Man does affect the climate. But let me just adjust that statement to read "micro-climate". Mankind might have some marginal impact on the climate of the entire planet, but I doubt it is significant. However, we can have a big impact on the micro-climate. That much I know. But it is quite a stretch to say that just because we can affect the micro-climate, we therefore impact on the climate.
My first direct experience of this was when I went in search of one of the locations where An American Werewolf in London was filmed. Don't ask me which scene - the movie came out in 1981, I saw it not long after, and then went hunting for the location in 1991. I do know that the location was Hamstead Heath, and to add to the eerie factor, we went looking for it at night.
Yes, we found the location. It was at the back of a house, which we could see into - just like in the movie. But what struck me was how cold it was out on the Heath. It was summer in London, and quite warm - at least it was warm where the countryside was covered under 10 feet of concrete and tarmac. It was bloody freezing out where there was only grass and trees. The micro-climate of the area surrounding the heath had obviously been affected by the laying down of all that heat absorbing concrete and tar.

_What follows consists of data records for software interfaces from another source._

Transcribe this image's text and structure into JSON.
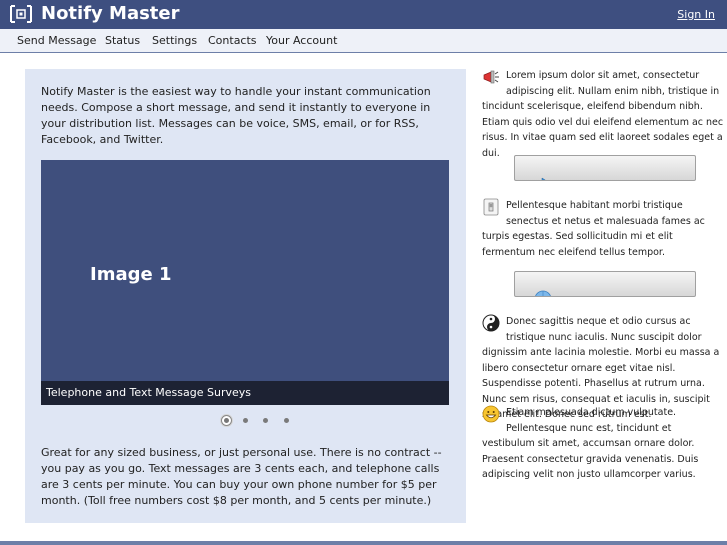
{
  "header": {
    "title": "Notify Master",
    "signin_label": "Sign In",
    "logo_icon": "bracket-logo-icon"
  },
  "nav": {
    "items": [
      {
        "label": "Send Message"
      },
      {
        "label": "Status"
      },
      {
        "label": "Settings"
      },
      {
        "label": "Contacts"
      },
      {
        "label": "Your Account"
      }
    ]
  },
  "main": {
    "intro": "Notify Master is the easiest way to handle your instant communication needs. Compose a short message, and send it instantly to everyone in your distribution list. Messages can be voice, SMS, email, or for RSS, Facebook, and Twitter.",
    "slideshow": {
      "slide_title": "Image 1",
      "caption": "Telephone and Text Message Surveys",
      "dot_count": 4,
      "active_dot": 1
    },
    "outro": "Great for any sized business, or just personal use. There is no contract -- you pay as you go. Text messages are 3 cents each, and telephone calls are 3 cents per minute. You can buy your own phone number for $5 per month. (Toll free numbers cost $8 per month, and 5 cents per minute.)"
  },
  "sidebar": {
    "blocks": [
      {
        "icon": "megaphone-icon",
        "text": "Lorem ipsum dolor sit amet, consectetur adipiscing elit. Nullam enim nibh, tristique in tincidunt scelerisque, eleifend bibendum nibh. Etiam quis odio vel dui eleifend elementum ac nec risus. In vitae quam sed elit laoreet sodales eget a dui."
      },
      {
        "icon": "light-switch-icon",
        "text": "Pellentesque habitant morbi tristique senectus et netus et malesuada fames ac turpis egestas. Sed sollicitudin mi et elit fermentum nec eleifend tellus tempor."
      },
      {
        "icon": "yin-yang-icon",
        "text": "Donec sagittis neque et odio cursus ac tristique nunc iaculis. Nunc suscipit dolor dignissim ante lacinia molestie. Morbi eu massa a libero consectetur ornare eget vitae nisl. Suspendisse potenti. Phasellus at rutrum urna. Nunc sem risus, consequat et iaculis in, suscipit sit amet elit. Donec sed rutrum est."
      },
      {
        "icon": "smiley-icon",
        "text": "Etiam malesuada dictum vulputate. Pellentesque nunc est, tincidunt et vestibulum sit amet, accumsan ornare dolor. Praesent consectetur gravida venenatis. Duis adipiscing velit non justo ullamcorper varius."
      }
    ],
    "buttons": [
      {
        "icon": "cursor-arrow-icon"
      },
      {
        "icon": "globe-icon"
      }
    ]
  }
}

It is also why I believe strongly in the idea of the "heat island" effect when it comes to measuring the so-called impact of climate change. I've experienced it first hand - you only had to walk 20 steps out of the Heath, and the temperature went up markedly.
Let me be the first to claim that hunting for a fictitious celluloid werewolf was a large factor in me accepting the sceptical arguments.